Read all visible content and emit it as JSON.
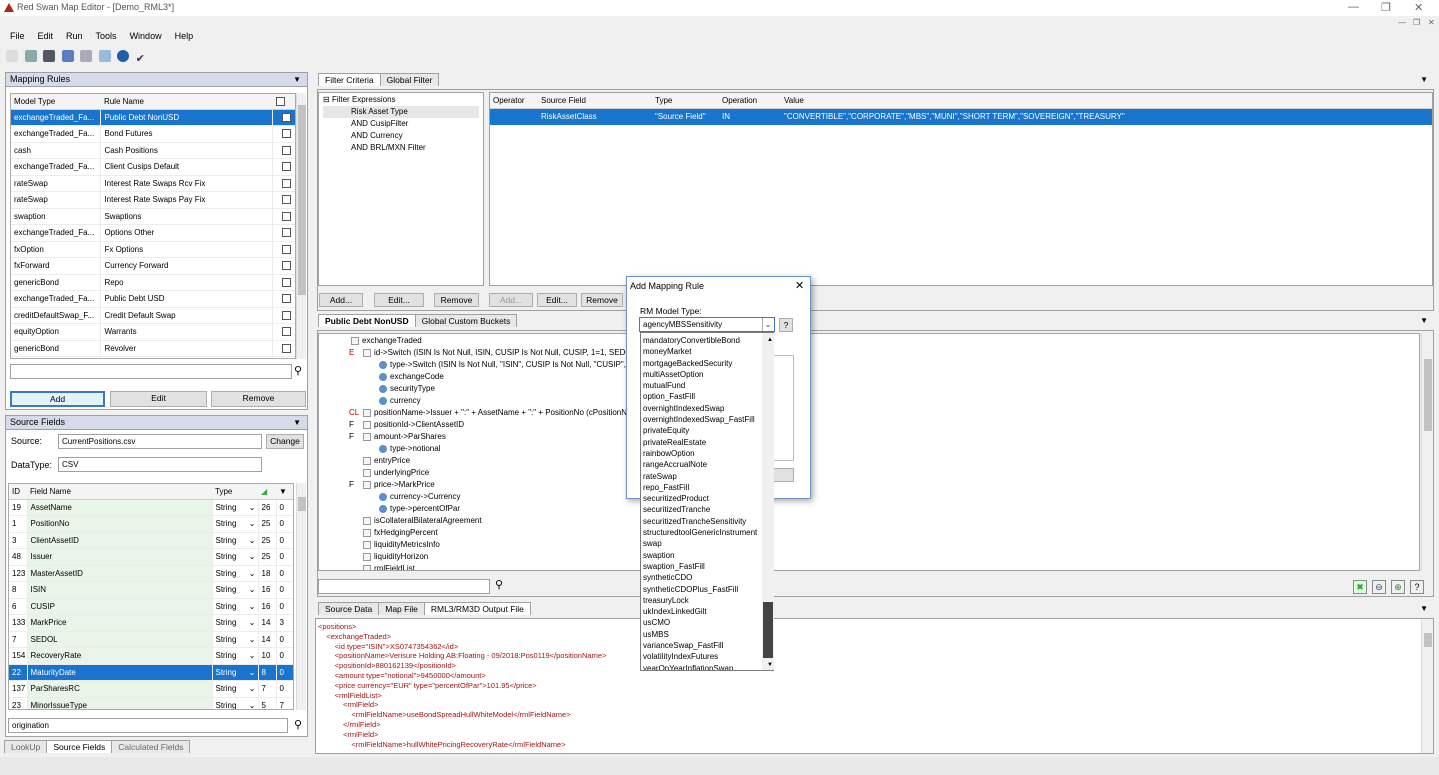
{
  "app": {
    "title": "Red Swan Map Editor - [Demo_RML3*]"
  },
  "menu": [
    "File",
    "Edit",
    "Run",
    "Tools",
    "Window",
    "Help"
  ],
  "mapping_rules": {
    "title": "Mapping Rules",
    "columns": [
      "Model Type",
      "Rule Name"
    ],
    "rows": [
      [
        "exchangeTraded_Fa...",
        "Public Debt NonUSD"
      ],
      [
        "exchangeTraded_Fa...",
        "Bond Futures"
      ],
      [
        "cash",
        "Cash Positions"
      ],
      [
        "exchangeTraded_Fa...",
        "Client Cusips Default"
      ],
      [
        "rateSwap",
        "Interest Rate Swaps Rcv Fix"
      ],
      [
        "rateSwap",
        "Interest Rate Swaps Pay Fix"
      ],
      [
        "swaption",
        "Swaptions"
      ],
      [
        "exchangeTraded_Fa...",
        "Options Other"
      ],
      [
        "fxOption",
        "Fx Options"
      ],
      [
        "fxForward",
        "Currency Forward"
      ],
      [
        "genericBond",
        "Repo"
      ],
      [
        "exchangeTraded_Fa...",
        "Public Debt USD"
      ],
      [
        "creditDefaultSwap_F...",
        "Credit Default Swap"
      ],
      [
        "equityOption",
        "Warrants"
      ],
      [
        "genericBond",
        "Revolver"
      ]
    ],
    "buttons": {
      "add": "Add",
      "edit": "Edit",
      "remove": "Remove"
    }
  },
  "source_fields": {
    "title": "Source Fields",
    "source_label": "Source:",
    "source_value": "CurrentPositions.csv",
    "change": "Change",
    "datatype_label": "DataType:",
    "datatype_value": "CSV",
    "columns": [
      "ID",
      "Field Name",
      "Type"
    ],
    "rows": [
      [
        "19",
        "AssetName",
        "String",
        "26",
        "0"
      ],
      [
        "1",
        "PositionNo",
        "String",
        "25",
        "0"
      ],
      [
        "3",
        "ClientAssetID",
        "String",
        "25",
        "0"
      ],
      [
        "48",
        "Issuer",
        "String",
        "25",
        "0"
      ],
      [
        "123",
        "MasterAssetID",
        "String",
        "18",
        "0"
      ],
      [
        "8",
        "ISIN",
        "String",
        "16",
        "0"
      ],
      [
        "6",
        "CUSIP",
        "String",
        "16",
        "0"
      ],
      [
        "133",
        "MarkPrice",
        "String",
        "14",
        "3"
      ],
      [
        "7",
        "SEDOL",
        "String",
        "14",
        "0"
      ],
      [
        "154",
        "RecoveryRate",
        "String",
        "10",
        "0"
      ],
      [
        "22",
        "MaturityDate",
        "String",
        "8",
        "0"
      ],
      [
        "137",
        "ParSharesRC",
        "String",
        "7",
        "0"
      ],
      [
        "23",
        "MinorIssueType",
        "String",
        "5",
        "7"
      ]
    ],
    "search_value": "origination",
    "bottom_tabs": [
      "LookUp",
      "Source Fields",
      "Calculated Fields"
    ]
  },
  "filter": {
    "tabs": [
      "Filter Criteria",
      "Global Filter"
    ],
    "tree": [
      "Filter Expressions",
      "Risk Asset Type",
      "AND CusipFilter",
      "AND Currency",
      "AND BRL/MXN Filter"
    ],
    "columns": [
      "Operator",
      "Source Field",
      "Type",
      "Operation",
      "Value"
    ],
    "row": [
      "",
      "RiskAssetClass",
      "\"Source Field\"",
      "IN",
      "\"CONVERTIBLE\",\"CORPORATE\",\"MBS\",\"MUNI\",\"SHORT TERM\",\"SOVEREIGN\",\"TREASURY\""
    ],
    "buttons": [
      "Add...",
      "Edit...",
      "Remove",
      "Add...",
      "Edit...",
      "Remove"
    ]
  },
  "mapping": {
    "tabs": [
      "Public Debt NonUSD",
      "Global Custom Buckets"
    ],
    "tree": [
      {
        "p": "",
        "t": "exchangeTraded",
        "d": 0
      },
      {
        "p": "E",
        "t": "id->Switch (ISIN Is Not Null, ISIN, CUSIP Is Not Null, CUSIP, 1=1, SEDOL",
        "d": 1
      },
      {
        "p": "",
        "t": "type->Switch (ISIN Is Not Null, \"ISIN\", CUSIP Is Not Null, \"CUSIP\", 1=",
        "d": 2
      },
      {
        "p": "",
        "t": "exchangeCode",
        "d": 2
      },
      {
        "p": "",
        "t": "securityType",
        "d": 2
      },
      {
        "p": "",
        "t": "currency",
        "d": 2
      },
      {
        "p": "CL",
        "t": "positionName->Issuer + \":\" + AssetName + \":\" + PositionNo  (cPositionNam",
        "d": 1
      },
      {
        "p": "F",
        "t": "positionId->ClientAssetID",
        "d": 1
      },
      {
        "p": "F",
        "t": "amount->ParShares",
        "d": 1
      },
      {
        "p": "",
        "t": "type->notional",
        "d": 2
      },
      {
        "p": "",
        "t": "entryPrice",
        "d": 1
      },
      {
        "p": "",
        "t": "underlyingPrice",
        "d": 1
      },
      {
        "p": "F",
        "t": "price->MarkPrice",
        "d": 1
      },
      {
        "p": "",
        "t": "currency->Currency",
        "d": 2
      },
      {
        "p": "",
        "t": "type->percentOfPar",
        "d": 2
      },
      {
        "p": "",
        "t": "isCollateralBilateralAgreement",
        "d": 1
      },
      {
        "p": "",
        "t": "fxHedgingPercent",
        "d": 1
      },
      {
        "p": "",
        "t": "liquidityMetricsInfo",
        "d": 1
      },
      {
        "p": "",
        "t": "liquidityHorizon",
        "d": 1
      },
      {
        "p": "",
        "t": "rmlFieldList",
        "d": 1
      }
    ]
  },
  "output": {
    "tabs": [
      "Source Data",
      "Map File",
      "RML3/RM3D Output File"
    ],
    "lines": [
      "<positions>",
      "    <exchangeTraded>",
      "        <id type=\"ISIN\">XS0747354362</id>",
      "        <positionName>Verisure Holding AB:Floating - 09/2018:Pos0119</positionName>",
      "        <positionId>880162139</positionId>",
      "        <amount type=\"notional\">9450000</amount>",
      "        <price currency=\"EUR\" type=\"percentOfPar\">101.95</price>",
      "        <rmlFieldList>",
      "            <rmlField>",
      "                <rmlFieldName>useBondSpreadHullWhiteModel</rmlFieldName>",
      "            </rmlField>",
      "            <rmlField>",
      "                <rmlFieldName>hullWhitePricingRecoveryRate</rmlFieldName>"
    ]
  },
  "dialog": {
    "title": "Add Mapping Rule",
    "model_type_label": "RM Model Type:",
    "model_type_value": "agencyMBSSensitivity",
    "help": "?",
    "options": [
      "mandatoryConvertibleBond",
      "moneyMarket",
      "mortgageBackedSecurity",
      "multiAssetOption",
      "mutualFund",
      "option_FastFill",
      "overnightIndexedSwap",
      "overnightIndexedSwap_FastFill",
      "privateEquity",
      "privateRealEstate",
      "rainbowOption",
      "rangeAccrualNote",
      "rateSwap",
      "repo_FastFill",
      "securitizedProduct",
      "securitizedTranche",
      "securitizedTrancheSensitivity",
      "structuredtoolGenericInstrument",
      "swap",
      "swaption",
      "swaption_FastFill",
      "syntheticCDO",
      "syntheticCDOPlus_FastFill",
      "treasuryLock",
      "ukIndexLinkedGilt",
      "usCMO",
      "usMBS",
      "varianceSwap_FastFill",
      "volatilityIndexFutures",
      "yearOnYearInflationSwap"
    ]
  },
  "colors": {
    "selection": "#1874cd",
    "panel_header": "#d6dbe9"
  }
}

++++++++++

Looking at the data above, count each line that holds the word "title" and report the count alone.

Output for this exercise:
4